Before she was a flower, she was a god.
Our Baby Name of the Day is Iris.
It’s easy to dismiss her as just another pretty name in the garden of girls: Violet, Daisy, Lily, Rose.
Only the tale of Iris is far more ancient.
In Greek mythology, Iris served as messenger and was the personification of the rainbow – the link between the otherworldly and we mere mortals. She appears in works by Homer and Euripides, and you’ll find her in artwork shown as a young woman with wings on her shoulders.
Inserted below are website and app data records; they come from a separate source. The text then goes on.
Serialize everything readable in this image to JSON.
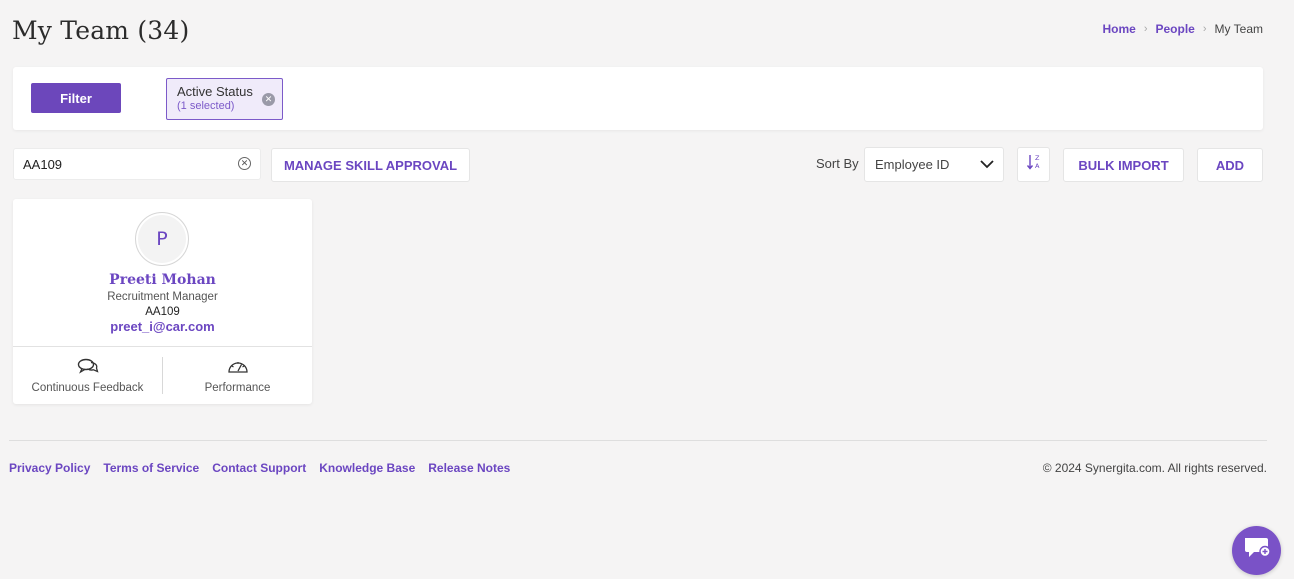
{
  "page": {
    "title": "My Team (34)"
  },
  "breadcrumb": {
    "items": [
      "Home",
      "People"
    ],
    "current": "My Team",
    "separator": "›"
  },
  "filter": {
    "button_label": "Filter",
    "chip": {
      "title": "Active Status",
      "subtitle": "(1 selected)",
      "icon": "close-circle-icon"
    }
  },
  "toolbar": {
    "search_value": "AA109",
    "search_clear_icon": "clear-circle-icon",
    "manage_skill_label": "MANAGE SKILL APPROVAL",
    "sort_label": "Sort By",
    "sort_value": "Employee ID",
    "sort_order_icon": "sort-z-a-icon",
    "bulk_import_label": "BULK IMPORT",
    "add_label": "ADD"
  },
  "employees": [
    {
      "initial": "P",
      "name": "Preeti Mohan",
      "role": "Recruitment Manager",
      "id": "AA109",
      "email": "preet_i@car.com",
      "actions": [
        {
          "label": "Continuous Feedback",
          "icon": "chat-bubbles-icon"
        },
        {
          "label": "Performance",
          "icon": "speedometer-icon"
        }
      ]
    }
  ],
  "footer": {
    "links": [
      "Privacy Policy",
      "Terms of Service",
      "Contact Support",
      "Knowledge Base",
      "Release Notes"
    ],
    "copyright": "© 2024 Synergita.com. All rights reserved."
  },
  "chat": {
    "icon": "chat-support-icon"
  },
  "colors": {
    "accent": "#6b46c1",
    "background": "#f5f4f4",
    "chip_bg": "#f0ebfa"
  }
}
The word has been doing double duty, referring to the rainbow and the bloom, for ages. In Spanish, arco iris means rainbow. English has lost the direct linguistic connection, but the word iridescence – familiar to every child who has ever marveled at the shiny surface of a soap bubble – derives from the same root. And, of course, the iris is the colored part of our eyes.
But she’s best known as a sort of blue-violet color and a flower, though the flower comes in a rainbow of hues. And, of course, there’s Vincent Van Gogh’s pricey painting of blue-violet flowers, simply titled Irises. You can take your little girl to view it at the Getty in LA or even buy a print and hang it in the nursery. While Iris as a goddess would have been known, it is likely her connection to the flower that boosted her use as a given name in recent centuries.
Unlike some pretty floral choices, Iris conveys strength and intelligence, too. Doubtless that’s thanks to celebrated writer and philosopher Iris Murdoch, born Jean Iris Murdoch. Kate Winslet portrayed the young writer in a 2001 biopic. Winslet also played a far more very different Iris who finds transatlantic love in the 2006 romantic romp The Holiday.
The name has something of a sorrowful element, too. Jodie Foster’s breakthrough role was as jailbait prostitute Iris in the 1976 film Taxi Driver. Many modern mamas probably think of another movie Iris – the chart-topping, tear-jerking ballad from 1998’s City of Angels, a Nicolas Cage/Meg Ryan romance.
There are plenty of reasons Iris seems current in 2013:
- With Isabella in vogue, other I names have gotten some attention.
- We’re mad about nature names, especially floral names, for girls.
- She’s a little bit granny chic, a sister for Agnes.
- Yet she’s also at home with modern choices, like Carys.
- Her status as a goddess name puts her in stylish company, too.
She’s been in steady use in the US, ranking #303 in 2011. She was slightly more popular in the 1920s and 30s, but most years, she’s hovered between the 300s and 500s. This makes Iris one of those elusive familiar-but-not-common choices parents crave.
Iris is also heard in Scandinavia and throughout the English-speaking world. Filmmaker Judd Apatow and actress wife Leslie Mann have daughters named Iris and Maude, who have appeared in their parents’ productions.
If you’re searching for an uncommon botanical beauty that still sounds just right on an accomplished adult, Iris is certainly one to consider.
Original photo credit: Rainbow Study #2 by HBarrison via Flickr